Knick-knacks everywhere in this town.  We have only so much room in a motor home though, so we just looked.  This little alley-way had about 10 vendors crammed in here.
I just read last night that a startup company called Comstock Mining began buying up claims in 2003 from just south of Virginia City all the way down to the Dayton & Lucerne areas, including Gold Hill and Silver City.  While we were there, this company was doing some exploratory drilling into the sides of these hills.  Here is pic of one up on the hill side, but we saw two other locations with the same rigs working.  Some geologists and scientist estimate that there is probably up to four times the gold & silver mined so far, still left in the ground along the two rich veins of the Comstock Load.  This company and their backers seem to agree as they have bought up 6500 acres of claims and spent $43 million so far, and haven't mined the fist piece of ore yet.  But they begin the execution of the elaborate and calculated Mining Plan this year and will use all the gadgets and machinery and electronics of the 21st century in extracting these minerals.  Wanna buy some stock in their company?

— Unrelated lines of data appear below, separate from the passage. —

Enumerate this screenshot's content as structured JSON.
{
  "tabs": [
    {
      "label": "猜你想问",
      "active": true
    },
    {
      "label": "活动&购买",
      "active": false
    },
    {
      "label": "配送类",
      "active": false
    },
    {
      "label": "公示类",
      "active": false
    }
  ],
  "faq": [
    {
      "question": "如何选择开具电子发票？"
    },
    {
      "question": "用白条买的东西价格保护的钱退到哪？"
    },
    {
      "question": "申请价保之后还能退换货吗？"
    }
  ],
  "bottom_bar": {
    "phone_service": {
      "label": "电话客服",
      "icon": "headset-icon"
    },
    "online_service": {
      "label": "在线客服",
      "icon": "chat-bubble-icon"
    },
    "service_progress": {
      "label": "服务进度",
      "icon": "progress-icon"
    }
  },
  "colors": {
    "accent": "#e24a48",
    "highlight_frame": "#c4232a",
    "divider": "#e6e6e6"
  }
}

But, that is now.  Here are some pics from the past, and it's past was a storied one portrayed in many chronicles and mediums over the decades since.
I walked around some of these old relics of a boom time long past, but I also got a sense that because the price of these two precious metals have skyrocketed since 2008, that someone might get to thinking that it now might be worth digging in once more.  And after reading last night about Comstock Mining, darned if I wasn't on to something.  :-)

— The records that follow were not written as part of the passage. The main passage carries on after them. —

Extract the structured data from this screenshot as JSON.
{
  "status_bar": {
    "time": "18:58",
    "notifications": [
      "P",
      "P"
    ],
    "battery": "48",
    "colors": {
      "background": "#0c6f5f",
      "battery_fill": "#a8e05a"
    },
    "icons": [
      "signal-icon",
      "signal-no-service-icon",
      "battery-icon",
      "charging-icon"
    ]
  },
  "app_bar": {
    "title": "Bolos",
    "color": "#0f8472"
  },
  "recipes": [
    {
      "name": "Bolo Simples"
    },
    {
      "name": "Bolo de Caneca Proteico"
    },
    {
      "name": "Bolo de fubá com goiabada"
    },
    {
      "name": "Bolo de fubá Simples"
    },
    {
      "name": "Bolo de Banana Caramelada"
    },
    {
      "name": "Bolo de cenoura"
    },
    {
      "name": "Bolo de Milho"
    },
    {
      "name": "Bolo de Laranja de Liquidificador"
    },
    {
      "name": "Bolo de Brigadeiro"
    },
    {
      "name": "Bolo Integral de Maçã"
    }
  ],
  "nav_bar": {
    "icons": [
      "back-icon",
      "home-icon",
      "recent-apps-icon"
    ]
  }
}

The hillsides from V City all the way to the Dayton locations are scarred with these open pit & strip mines.
Old Cyanide leach vats that soaked the finely crushed products from the many stampers that were employed throughout the mining companies.  The crushed ore/gravel were placed in the cyanide vats for aperiod of time and the sediment mud and soup would sink and the resultant precious metals would rise to the top (cream rises to the top?) and would be gathered up and trained off to points south and west.  The Comstock Load put San Francisco and Southern California on the maps, as well as Carson City.
As I walked around these places, there signs that said Keep Out and I got the feeling that I was being watched.  In fact whe I stopped by the old Gold Hill train depot, I was being watched.  Nancy stayed in the Jeep and I walked all around this large shaft works and open pit and this guy was just moseying pretending to not care, but I knew otherwise.  What did he think I was going to take or do?  Beats me.  I did start up a conversation with him later and he turns out to be an old transplant form CA back in 1964.  He runs the depot restoration project.  Here is a pic of the depot.

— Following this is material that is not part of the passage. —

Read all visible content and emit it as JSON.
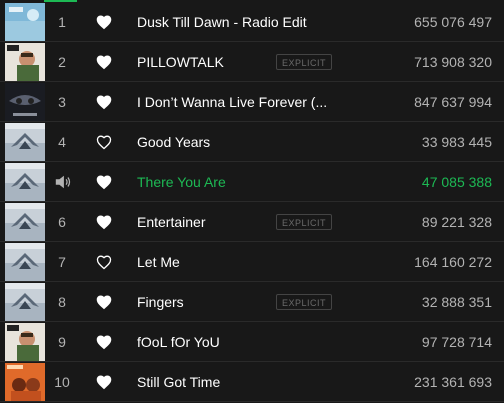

The Fourth Ward School is the last one of
its kind still standing in the United States.
The 1876 Second Empire, four-storied
state-of-the-art wooden school preserves
the real story of life in a booming Old West
mining town.  Built to accommodate more
than 1,000 students, the sixteen classrooms
retain original patina, desks, maps and books.
This square building with the unusual central chimney was built as the company offices for the Gould and Curry Mining Company. The first resident was George Hearst, father of William Randolph Hearst. After he made his fortune and left town, the building became home to another one of Viginia City's rich and powerul elite, John Mackay. The house was renamed Mackay Mansion, and has kept the name to this day. There were other mansions in town as well as other old buildings/museums, but we didn't have time to see them all.
Shafts and access dirt roads from long ago just north of V City.  Most of the hills around V City are scarred like this.  Here is another pic looking northeast from town.
Well, that about wraps up our day trip to Virginia City and a brush-up on the history of the Comstock load and current events.  So, as we depart here and Reno in the morning towards northern California, the RVing Beach Bums say so long till the next blog.